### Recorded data
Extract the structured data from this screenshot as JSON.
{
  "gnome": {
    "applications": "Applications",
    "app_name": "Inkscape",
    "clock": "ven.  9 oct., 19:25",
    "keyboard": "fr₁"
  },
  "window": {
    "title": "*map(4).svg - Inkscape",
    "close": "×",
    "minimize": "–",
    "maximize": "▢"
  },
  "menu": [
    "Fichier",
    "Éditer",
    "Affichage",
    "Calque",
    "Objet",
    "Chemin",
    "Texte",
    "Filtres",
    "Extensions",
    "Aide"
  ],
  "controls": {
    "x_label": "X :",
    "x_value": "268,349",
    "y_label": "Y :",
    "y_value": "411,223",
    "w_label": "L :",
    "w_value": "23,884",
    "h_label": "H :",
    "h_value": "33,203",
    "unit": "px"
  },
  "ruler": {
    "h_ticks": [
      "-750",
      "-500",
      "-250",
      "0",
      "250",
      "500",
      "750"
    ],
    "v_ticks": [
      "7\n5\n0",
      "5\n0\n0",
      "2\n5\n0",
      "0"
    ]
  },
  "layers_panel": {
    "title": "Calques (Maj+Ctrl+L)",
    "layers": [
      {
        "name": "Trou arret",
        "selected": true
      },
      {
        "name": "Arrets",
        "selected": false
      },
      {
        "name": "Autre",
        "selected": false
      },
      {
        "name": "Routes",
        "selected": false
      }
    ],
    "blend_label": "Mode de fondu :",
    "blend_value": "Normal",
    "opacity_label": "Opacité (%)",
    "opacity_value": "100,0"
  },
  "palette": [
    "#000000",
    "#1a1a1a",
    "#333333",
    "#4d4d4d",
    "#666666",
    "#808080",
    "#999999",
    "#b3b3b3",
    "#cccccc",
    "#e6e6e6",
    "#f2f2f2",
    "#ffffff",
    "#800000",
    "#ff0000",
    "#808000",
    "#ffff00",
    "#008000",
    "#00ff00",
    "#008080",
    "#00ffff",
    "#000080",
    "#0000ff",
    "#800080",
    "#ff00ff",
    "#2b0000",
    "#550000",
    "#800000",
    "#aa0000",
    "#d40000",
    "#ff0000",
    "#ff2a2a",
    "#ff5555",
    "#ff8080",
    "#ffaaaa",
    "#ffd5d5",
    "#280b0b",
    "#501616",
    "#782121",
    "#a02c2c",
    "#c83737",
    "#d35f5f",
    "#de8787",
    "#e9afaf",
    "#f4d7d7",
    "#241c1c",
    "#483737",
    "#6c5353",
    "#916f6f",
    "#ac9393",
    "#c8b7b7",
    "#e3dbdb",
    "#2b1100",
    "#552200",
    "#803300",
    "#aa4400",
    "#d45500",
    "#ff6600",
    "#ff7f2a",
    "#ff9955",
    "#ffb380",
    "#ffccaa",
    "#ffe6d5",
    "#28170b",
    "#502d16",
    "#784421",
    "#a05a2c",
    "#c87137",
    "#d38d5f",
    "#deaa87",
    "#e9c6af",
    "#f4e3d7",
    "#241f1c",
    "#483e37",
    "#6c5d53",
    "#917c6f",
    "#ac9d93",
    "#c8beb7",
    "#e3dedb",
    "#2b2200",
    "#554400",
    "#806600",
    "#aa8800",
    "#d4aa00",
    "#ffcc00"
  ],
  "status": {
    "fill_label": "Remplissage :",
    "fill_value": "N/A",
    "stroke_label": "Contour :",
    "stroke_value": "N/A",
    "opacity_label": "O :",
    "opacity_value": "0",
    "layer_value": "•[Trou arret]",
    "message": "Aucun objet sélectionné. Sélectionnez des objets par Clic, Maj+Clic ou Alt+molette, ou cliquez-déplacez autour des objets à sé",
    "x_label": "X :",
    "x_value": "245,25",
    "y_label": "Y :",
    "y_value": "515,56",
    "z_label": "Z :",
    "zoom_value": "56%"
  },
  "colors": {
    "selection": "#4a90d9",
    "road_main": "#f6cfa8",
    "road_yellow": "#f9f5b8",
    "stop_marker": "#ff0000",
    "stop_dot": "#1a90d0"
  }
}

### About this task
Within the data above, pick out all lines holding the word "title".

### Finished task
    "title": "*map(4).svg - Inkscape",
    "title": "Calques (Maj+Ctrl+L)",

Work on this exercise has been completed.